Wells Food Festival stretches from the Market Place, along the Bishops Palace Moat and into the recreation ground - Credit: Archant

4. Wells Food Festival 

Celebrating the best of Somerset’s produce, this festival is free and family friendly. Highlights include the Artisan Market and Street Food, whilst the Morrisons Children's Zone will keep younger visitors entertained.

5. New Music Wells 

This innovative and free festival is a retrospective of sacred choral and organ music of the previous forty years. Among the various world premiere performances will be a new work by this year’s distinguished Composer-in-Residence, Charlotte Bray.

6. The Festival of Literature 

Last year, the Wells Festival of Literature boasted a high profile line-up of speakers covering a broad range of topics, from Stephen Westaby, one of the world’s leading heart surgeons, whose life-and-death memoir has been attracting widespread five-star reviews, and Joanna Moorhead whose inspiring new book The Surreal Life of Leonora Carrington was Radio 4’s Book of the Week in May. The 26th festival promises to include an equally diverse, challenging and inspiring programme in October.

Please note: not all festivals will be able to run in 2021 due to restrictions.
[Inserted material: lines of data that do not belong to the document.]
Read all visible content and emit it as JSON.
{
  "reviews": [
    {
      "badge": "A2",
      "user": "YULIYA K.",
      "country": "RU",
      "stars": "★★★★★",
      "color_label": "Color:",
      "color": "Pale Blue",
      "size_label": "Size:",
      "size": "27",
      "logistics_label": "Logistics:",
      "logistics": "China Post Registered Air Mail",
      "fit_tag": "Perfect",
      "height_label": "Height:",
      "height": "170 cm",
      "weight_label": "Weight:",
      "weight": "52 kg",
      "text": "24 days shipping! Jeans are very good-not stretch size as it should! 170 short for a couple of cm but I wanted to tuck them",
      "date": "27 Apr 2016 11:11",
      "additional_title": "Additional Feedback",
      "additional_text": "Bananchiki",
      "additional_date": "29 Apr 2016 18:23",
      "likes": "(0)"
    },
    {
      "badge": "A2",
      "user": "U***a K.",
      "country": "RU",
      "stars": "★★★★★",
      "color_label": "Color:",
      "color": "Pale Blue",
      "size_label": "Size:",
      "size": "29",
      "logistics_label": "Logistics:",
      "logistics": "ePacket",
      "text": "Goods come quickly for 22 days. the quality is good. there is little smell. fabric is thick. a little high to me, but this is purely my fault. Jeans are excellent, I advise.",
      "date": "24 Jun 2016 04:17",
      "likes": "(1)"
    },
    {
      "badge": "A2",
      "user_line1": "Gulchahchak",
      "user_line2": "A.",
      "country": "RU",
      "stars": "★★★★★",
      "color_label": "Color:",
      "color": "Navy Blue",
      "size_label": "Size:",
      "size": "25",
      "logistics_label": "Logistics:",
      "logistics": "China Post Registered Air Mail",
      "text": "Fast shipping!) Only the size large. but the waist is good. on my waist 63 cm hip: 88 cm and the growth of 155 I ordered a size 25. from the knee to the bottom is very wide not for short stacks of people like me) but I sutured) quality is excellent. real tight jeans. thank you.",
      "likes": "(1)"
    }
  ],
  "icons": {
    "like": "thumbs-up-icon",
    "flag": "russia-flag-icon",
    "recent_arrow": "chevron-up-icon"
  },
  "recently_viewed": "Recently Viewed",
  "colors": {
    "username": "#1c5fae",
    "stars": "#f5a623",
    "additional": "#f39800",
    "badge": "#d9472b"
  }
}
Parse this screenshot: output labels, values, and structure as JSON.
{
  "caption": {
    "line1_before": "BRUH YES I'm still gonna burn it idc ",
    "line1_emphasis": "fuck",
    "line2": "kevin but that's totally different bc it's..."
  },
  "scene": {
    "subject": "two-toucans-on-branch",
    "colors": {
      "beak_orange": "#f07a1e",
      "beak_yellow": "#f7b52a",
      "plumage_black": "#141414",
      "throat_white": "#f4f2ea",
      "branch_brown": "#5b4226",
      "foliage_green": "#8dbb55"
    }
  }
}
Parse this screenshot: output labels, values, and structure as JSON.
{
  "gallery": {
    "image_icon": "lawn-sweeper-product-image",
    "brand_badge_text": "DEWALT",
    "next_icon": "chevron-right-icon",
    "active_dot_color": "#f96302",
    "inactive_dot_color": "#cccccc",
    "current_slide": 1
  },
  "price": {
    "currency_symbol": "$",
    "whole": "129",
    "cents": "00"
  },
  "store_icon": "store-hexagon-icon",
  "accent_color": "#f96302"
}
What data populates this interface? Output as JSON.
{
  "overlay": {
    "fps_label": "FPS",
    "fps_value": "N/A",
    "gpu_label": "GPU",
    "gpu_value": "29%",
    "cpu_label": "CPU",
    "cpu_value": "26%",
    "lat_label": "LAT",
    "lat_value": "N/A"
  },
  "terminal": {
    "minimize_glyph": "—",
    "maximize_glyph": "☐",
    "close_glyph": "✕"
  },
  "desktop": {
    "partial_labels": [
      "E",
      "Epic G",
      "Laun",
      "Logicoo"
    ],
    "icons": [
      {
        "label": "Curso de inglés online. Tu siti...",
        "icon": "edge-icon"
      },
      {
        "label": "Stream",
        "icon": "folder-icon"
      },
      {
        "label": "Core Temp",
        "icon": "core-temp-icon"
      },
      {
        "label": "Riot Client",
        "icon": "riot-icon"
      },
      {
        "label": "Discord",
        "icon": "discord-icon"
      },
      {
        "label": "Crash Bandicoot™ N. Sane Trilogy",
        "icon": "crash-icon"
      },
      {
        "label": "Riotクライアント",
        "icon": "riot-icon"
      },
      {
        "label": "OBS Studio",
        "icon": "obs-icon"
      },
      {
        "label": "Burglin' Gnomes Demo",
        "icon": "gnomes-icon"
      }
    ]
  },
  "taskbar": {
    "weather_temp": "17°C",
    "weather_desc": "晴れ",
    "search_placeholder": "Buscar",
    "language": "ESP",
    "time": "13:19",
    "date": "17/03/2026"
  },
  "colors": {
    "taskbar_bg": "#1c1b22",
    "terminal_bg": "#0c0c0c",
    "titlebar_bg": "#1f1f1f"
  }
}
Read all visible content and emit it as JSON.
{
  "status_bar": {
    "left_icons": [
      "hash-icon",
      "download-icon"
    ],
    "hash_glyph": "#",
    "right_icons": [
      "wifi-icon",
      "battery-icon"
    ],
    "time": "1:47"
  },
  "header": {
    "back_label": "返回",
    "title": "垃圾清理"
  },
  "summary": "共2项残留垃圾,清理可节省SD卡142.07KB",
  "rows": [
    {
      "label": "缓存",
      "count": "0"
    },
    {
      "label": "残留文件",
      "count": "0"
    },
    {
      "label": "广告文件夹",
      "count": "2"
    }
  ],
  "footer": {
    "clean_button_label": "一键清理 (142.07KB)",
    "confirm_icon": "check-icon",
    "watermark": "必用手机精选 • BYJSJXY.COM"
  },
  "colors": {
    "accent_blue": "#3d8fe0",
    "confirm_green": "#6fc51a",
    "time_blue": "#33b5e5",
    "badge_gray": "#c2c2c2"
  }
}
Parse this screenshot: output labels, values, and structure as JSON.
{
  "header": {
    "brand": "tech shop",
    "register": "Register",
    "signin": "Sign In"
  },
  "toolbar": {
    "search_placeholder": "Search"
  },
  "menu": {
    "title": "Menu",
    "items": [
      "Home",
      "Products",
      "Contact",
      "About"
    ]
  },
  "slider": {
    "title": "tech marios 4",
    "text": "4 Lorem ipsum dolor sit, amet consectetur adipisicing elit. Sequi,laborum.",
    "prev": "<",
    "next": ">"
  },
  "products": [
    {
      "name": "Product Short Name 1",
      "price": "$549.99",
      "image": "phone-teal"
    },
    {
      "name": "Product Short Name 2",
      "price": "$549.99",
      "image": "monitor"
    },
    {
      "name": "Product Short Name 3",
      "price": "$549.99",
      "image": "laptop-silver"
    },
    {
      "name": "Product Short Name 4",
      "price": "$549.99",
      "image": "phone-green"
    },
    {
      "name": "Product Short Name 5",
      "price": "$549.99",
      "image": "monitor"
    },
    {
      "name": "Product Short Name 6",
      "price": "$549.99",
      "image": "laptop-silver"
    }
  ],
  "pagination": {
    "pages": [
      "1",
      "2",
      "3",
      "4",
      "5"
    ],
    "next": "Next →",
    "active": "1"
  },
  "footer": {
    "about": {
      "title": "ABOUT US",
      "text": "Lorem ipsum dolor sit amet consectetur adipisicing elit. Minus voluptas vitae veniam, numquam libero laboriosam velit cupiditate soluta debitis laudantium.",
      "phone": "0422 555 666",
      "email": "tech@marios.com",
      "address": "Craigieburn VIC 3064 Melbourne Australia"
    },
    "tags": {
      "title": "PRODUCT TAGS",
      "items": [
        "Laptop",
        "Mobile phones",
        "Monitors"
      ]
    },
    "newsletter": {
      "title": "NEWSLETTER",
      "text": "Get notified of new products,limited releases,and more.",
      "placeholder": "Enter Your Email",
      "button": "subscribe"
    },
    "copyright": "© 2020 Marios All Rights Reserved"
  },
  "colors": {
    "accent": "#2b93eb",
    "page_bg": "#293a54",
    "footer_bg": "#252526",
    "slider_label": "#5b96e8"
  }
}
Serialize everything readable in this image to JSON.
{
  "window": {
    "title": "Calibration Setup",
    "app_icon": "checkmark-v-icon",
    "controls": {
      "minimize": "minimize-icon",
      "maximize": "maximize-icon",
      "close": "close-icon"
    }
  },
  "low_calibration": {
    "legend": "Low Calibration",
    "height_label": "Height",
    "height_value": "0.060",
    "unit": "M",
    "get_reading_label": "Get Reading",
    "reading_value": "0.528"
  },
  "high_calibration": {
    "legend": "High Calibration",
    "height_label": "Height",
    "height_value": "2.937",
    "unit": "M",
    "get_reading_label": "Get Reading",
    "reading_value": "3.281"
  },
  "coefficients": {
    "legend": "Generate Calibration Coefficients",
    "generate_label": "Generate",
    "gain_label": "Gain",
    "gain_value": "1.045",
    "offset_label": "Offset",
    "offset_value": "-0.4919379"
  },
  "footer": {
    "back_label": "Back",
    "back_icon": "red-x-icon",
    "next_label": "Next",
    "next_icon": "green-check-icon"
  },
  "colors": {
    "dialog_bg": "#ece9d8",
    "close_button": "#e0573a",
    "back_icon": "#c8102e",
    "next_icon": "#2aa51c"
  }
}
Refer to their websites for more details.

This article was updated by Martha Griffiths in June 2021.